Nothing in the data should be altered when it is repeated in full.

- Opening Delimiter -

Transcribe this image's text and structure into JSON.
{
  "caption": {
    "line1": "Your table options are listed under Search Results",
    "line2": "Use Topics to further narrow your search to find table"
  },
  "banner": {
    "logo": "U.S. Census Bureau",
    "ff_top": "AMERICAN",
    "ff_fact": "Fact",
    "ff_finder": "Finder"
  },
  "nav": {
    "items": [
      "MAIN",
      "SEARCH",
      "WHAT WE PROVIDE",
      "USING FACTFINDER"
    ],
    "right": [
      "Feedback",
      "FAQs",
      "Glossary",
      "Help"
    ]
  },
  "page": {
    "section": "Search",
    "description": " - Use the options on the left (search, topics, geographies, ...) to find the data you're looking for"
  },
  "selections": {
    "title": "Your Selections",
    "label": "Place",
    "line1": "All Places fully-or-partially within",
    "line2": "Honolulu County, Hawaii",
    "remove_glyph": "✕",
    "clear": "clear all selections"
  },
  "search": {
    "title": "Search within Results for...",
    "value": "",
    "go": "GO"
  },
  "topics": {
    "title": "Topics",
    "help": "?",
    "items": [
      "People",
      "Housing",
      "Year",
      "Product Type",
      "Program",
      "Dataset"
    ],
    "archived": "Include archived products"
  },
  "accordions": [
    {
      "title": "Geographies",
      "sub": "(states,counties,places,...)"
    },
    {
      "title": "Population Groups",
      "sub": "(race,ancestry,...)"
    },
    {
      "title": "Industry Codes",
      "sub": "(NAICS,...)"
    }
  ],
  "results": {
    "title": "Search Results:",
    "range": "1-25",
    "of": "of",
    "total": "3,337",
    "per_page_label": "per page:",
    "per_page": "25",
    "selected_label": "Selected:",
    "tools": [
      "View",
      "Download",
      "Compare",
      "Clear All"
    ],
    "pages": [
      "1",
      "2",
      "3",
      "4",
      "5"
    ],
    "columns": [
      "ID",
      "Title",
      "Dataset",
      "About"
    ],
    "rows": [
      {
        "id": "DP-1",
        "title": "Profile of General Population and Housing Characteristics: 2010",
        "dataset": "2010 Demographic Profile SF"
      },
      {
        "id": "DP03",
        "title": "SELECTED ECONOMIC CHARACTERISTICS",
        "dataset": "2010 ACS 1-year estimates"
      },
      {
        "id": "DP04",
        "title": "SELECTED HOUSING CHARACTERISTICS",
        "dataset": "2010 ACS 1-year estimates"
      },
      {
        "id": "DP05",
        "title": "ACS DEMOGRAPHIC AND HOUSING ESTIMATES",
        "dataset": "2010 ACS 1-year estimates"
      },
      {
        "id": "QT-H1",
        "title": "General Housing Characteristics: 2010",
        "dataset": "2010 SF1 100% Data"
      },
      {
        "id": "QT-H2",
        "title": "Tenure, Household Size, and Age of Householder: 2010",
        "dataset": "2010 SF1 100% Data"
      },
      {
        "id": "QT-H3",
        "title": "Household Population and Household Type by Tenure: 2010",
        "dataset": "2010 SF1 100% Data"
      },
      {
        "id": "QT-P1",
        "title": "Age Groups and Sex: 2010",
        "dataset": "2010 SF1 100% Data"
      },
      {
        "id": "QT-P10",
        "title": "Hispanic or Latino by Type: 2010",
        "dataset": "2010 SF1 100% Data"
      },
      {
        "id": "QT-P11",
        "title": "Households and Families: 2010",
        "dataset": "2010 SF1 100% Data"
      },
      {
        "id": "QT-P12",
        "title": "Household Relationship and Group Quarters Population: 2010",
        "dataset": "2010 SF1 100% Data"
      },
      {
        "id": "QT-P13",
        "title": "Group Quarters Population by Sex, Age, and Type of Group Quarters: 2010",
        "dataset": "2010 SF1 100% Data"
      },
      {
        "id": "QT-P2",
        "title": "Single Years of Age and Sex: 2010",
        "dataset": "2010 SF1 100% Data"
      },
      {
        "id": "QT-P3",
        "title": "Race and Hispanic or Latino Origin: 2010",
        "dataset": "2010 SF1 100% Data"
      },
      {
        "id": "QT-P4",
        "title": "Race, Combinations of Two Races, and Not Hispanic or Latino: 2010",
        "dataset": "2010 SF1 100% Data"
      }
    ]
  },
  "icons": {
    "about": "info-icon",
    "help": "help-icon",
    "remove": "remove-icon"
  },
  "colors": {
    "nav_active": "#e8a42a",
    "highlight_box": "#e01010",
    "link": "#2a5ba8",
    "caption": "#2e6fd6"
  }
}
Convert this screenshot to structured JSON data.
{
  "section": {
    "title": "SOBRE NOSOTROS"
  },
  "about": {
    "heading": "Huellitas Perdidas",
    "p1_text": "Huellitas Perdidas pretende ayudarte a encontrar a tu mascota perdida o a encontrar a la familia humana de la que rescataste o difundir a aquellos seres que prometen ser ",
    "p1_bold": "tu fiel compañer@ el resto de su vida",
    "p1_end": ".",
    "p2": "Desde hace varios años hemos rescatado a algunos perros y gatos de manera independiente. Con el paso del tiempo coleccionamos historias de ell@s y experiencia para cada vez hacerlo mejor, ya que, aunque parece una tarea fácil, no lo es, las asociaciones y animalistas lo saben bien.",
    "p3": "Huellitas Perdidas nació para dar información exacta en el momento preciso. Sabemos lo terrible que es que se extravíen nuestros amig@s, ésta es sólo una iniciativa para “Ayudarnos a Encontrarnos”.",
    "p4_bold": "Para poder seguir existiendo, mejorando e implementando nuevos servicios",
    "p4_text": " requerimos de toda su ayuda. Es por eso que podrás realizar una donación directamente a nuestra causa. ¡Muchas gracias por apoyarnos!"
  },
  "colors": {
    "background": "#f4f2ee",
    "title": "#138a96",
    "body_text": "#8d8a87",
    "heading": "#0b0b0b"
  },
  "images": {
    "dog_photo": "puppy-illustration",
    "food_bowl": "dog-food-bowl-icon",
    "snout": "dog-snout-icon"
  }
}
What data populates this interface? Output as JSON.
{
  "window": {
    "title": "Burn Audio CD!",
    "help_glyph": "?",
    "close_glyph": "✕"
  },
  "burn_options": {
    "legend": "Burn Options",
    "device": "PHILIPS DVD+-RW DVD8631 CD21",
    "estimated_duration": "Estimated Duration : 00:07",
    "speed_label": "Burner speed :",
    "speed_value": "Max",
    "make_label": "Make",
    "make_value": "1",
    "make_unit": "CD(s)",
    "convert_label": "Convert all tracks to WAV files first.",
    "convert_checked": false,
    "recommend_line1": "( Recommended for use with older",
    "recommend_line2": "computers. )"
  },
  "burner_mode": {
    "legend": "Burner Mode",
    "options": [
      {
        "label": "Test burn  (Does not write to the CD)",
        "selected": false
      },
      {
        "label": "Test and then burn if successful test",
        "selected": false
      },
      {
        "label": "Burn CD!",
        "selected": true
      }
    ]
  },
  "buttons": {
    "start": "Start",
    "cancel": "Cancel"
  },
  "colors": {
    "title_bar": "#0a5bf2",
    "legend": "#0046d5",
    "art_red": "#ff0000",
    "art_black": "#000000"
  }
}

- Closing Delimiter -

■ Response
Transcribe this image's text and structure into JSON.
{
  "caption": {
    "line1": "Your table options are listed under Search Results",
    "line2": "Use Topics to further narrow your search to find table"
  },
  "banner": {
    "logo": "U.S. Census Bureau",
    "ff_top": "AMERICAN",
    "ff_fact": "Fact",
    "ff_finder": "Finder"
  },
  "nav": {
    "items": [
      "MAIN",
      "SEARCH",
      "WHAT WE PROVIDE",
      "USING FACTFINDER"
    ],
    "right": [
      "Feedback",
      "FAQs",
      "Glossary",
      "Help"
    ]
  },
  "page": {
    "section": "Search",
    "description": " - Use the options on the left (search, topics, geographies, ...) to find the data you're looking for"
  },
  "selections": {
    "title": "Your Selections",
    "label": "Place",
    "line1": "All Places fully-or-partially within",
    "line2": "Honolulu County, Hawaii",
    "remove_glyph": "✕",
    "clear": "clear all selections"
  },
  "search": {
    "title": "Search within Results for...",
    "value": "",
    "go": "GO"
  },
  "topics": {
    "title": "Topics",
    "help": "?",
    "items": [
      "People",
      "Housing",
      "Year",
      "Product Type",
      "Program",
      "Dataset"
    ],
    "archived": "Include archived products"
  },
  "accordions": [
    {
      "title": "Geographies",
      "sub": "(states,counties,places,...)"
    },
    {
      "title": "Population Groups",
      "sub": "(race,ancestry,...)"
    },
    {
      "title": "Industry Codes",
      "sub": "(NAICS,...)"
    }
  ],
  "results": {
    "title": "Search Results:",
    "range": "1-25",
    "of": "of",
    "total": "3,337",
    "per_page_label": "per page:",
    "per_page": "25",
    "selected_label": "Selected:",
    "tools": [
      "View",
      "Download",
      "Compare",
      "Clear All"
    ],
    "pages": [
      "1",
      "2",
      "3",
      "4",
      "5"
    ],
    "columns": [
      "ID",
      "Title",
      "Dataset",
      "About"
    ],
    "rows": [
      {
        "id": "DP-1",
        "title": "Profile of General Population and Housing Characteristics: 2010",
        "dataset": "2010 Demographic Profile SF"
      },
      {
        "id": "DP03",
        "title": "SELECTED ECONOMIC CHARACTERISTICS",
        "dataset": "2010 ACS 1-year estimates"
      },
      {
        "id": "DP04",
        "title": "SELECTED HOUSING CHARACTERISTICS",
        "dataset": "2010 ACS 1-year estimates"
      },
      {
        "id": "DP05",
        "title": "ACS DEMOGRAPHIC AND HOUSING ESTIMATES",
        "dataset": "2010 ACS 1-year estimates"
      },
      {
        "id": "QT-H1",
        "title": "General Housing Characteristics: 2010",
        "dataset": "2010 SF1 100% Data"
      },
      {
        "id": "QT-H2",
        "title": "Tenure, Household Size, and Age of Householder: 2010",
        "dataset": "2010 SF1 100% Data"
      },
      {
        "id": "QT-H3",
        "title": "Household Population and Household Type by Tenure: 2010",
        "dataset": "2010 SF1 100% Data"
      },
      {
        "id": "QT-P1",
        "title": "Age Groups and Sex: 2010",
        "dataset": "2010 SF1 100% Data"
      },
      {
        "id": "QT-P10",
        "title": "Hispanic or Latino by Type: 2010",
        "dataset": "2010 SF1 100% Data"
      },
      {
        "id": "QT-P11",
        "title": "Households and Families: 2010",
        "dataset": "2010 SF1 100% Data"
      },
      {
        "id": "QT-P12",
        "title": "Household Relationship and Group Quarters Population: 2010",
        "dataset": "2010 SF1 100% Data"
      },
      {
        "id": "QT-P13",
        "title": "Group Quarters Population by Sex, Age, and Type of Group Quarters: 2010",
        "dataset": "2010 SF1 100% Data"
      },
      {
        "id": "QT-P2",
        "title": "Single Years of Age and Sex: 2010",
        "dataset": "2010 SF1 100% Data"
      },
      {
        "id": "QT-P3",
        "title": "Race and Hispanic or Latino Origin: 2010",
        "dataset": "2010 SF1 100% Data"
      },
      {
        "id": "QT-P4",
        "title": "Race, Combinations of Two Races, and Not Hispanic or Latino: 2010",
        "dataset": "2010 SF1 100% Data"
      }
    ]
  },
  "icons": {
    "about": "info-icon",
    "help": "help-icon",
    "remove": "remove-icon"
  },
  "colors": {
    "nav_active": "#e8a42a",
    "highlight_box": "#e01010",
    "link": "#2a5ba8",
    "caption": "#2e6fd6"
  }
}
Convert this screenshot to structured JSON data.
{
  "section": {
    "title": "SOBRE NOSOTROS"
  },
  "about": {
    "heading": "Huellitas Perdidas",
    "p1_text": "Huellitas Perdidas pretende ayudarte a encontrar a tu mascota perdida o a encontrar a la familia humana de la que rescataste o difundir a aquellos seres que prometen ser ",
    "p1_bold": "tu fiel compañer@ el resto de su vida",
    "p1_end": ".",
    "p2": "Desde hace varios años hemos rescatado a algunos perros y gatos de manera independiente. Con el paso del tiempo coleccionamos historias de ell@s y experiencia para cada vez hacerlo mejor, ya que, aunque parece una tarea fácil, no lo es, las asociaciones y animalistas lo saben bien.",
    "p3": "Huellitas Perdidas nació para dar información exacta en el momento preciso. Sabemos lo terrible que es que se extravíen nuestros amig@s, ésta es sólo una iniciativa para “Ayudarnos a Encontrarnos”.",
    "p4_bold": "Para poder seguir existiendo, mejorando e implementando nuevos servicios",
    "p4_text": " requerimos de toda su ayuda. Es por eso que podrás realizar una donación directamente a nuestra causa. ¡Muchas gracias por apoyarnos!"
  },
  "colors": {
    "background": "#f4f2ee",
    "title": "#138a96",
    "body_text": "#8d8a87",
    "heading": "#0b0b0b"
  },
  "images": {
    "dog_photo": "puppy-illustration",
    "food_bowl": "dog-food-bowl-icon",
    "snout": "dog-snout-icon"
  }
}
What data populates this interface? Output as JSON.
{
  "window": {
    "title": "Burn Audio CD!",
    "help_glyph": "?",
    "close_glyph": "✕"
  },
  "burn_options": {
    "legend": "Burn Options",
    "device": "PHILIPS DVD+-RW DVD8631 CD21",
    "estimated_duration": "Estimated Duration : 00:07",
    "speed_label": "Burner speed :",
    "speed_value": "Max",
    "make_label": "Make",
    "make_value": "1",
    "make_unit": "CD(s)",
    "convert_label": "Convert all tracks to WAV files first.",
    "convert_checked": false,
    "recommend_line1": "( Recommended for use with older",
    "recommend_line2": "computers. )"
  },
  "burner_mode": {
    "legend": "Burner Mode",
    "options": [
      {
        "label": "Test burn  (Does not write to the CD)",
        "selected": false
      },
      {
        "label": "Test and then burn if successful test",
        "selected": false
      },
      {
        "label": "Burn CD!",
        "selected": true
      }
    ]
  },
  "buttons": {
    "start": "Start",
    "cancel": "Cancel"
  },
  "colors": {
    "title_bar": "#0a5bf2",
    "legend": "#0046d5",
    "art_red": "#ff0000",
    "art_black": "#000000"
  }
}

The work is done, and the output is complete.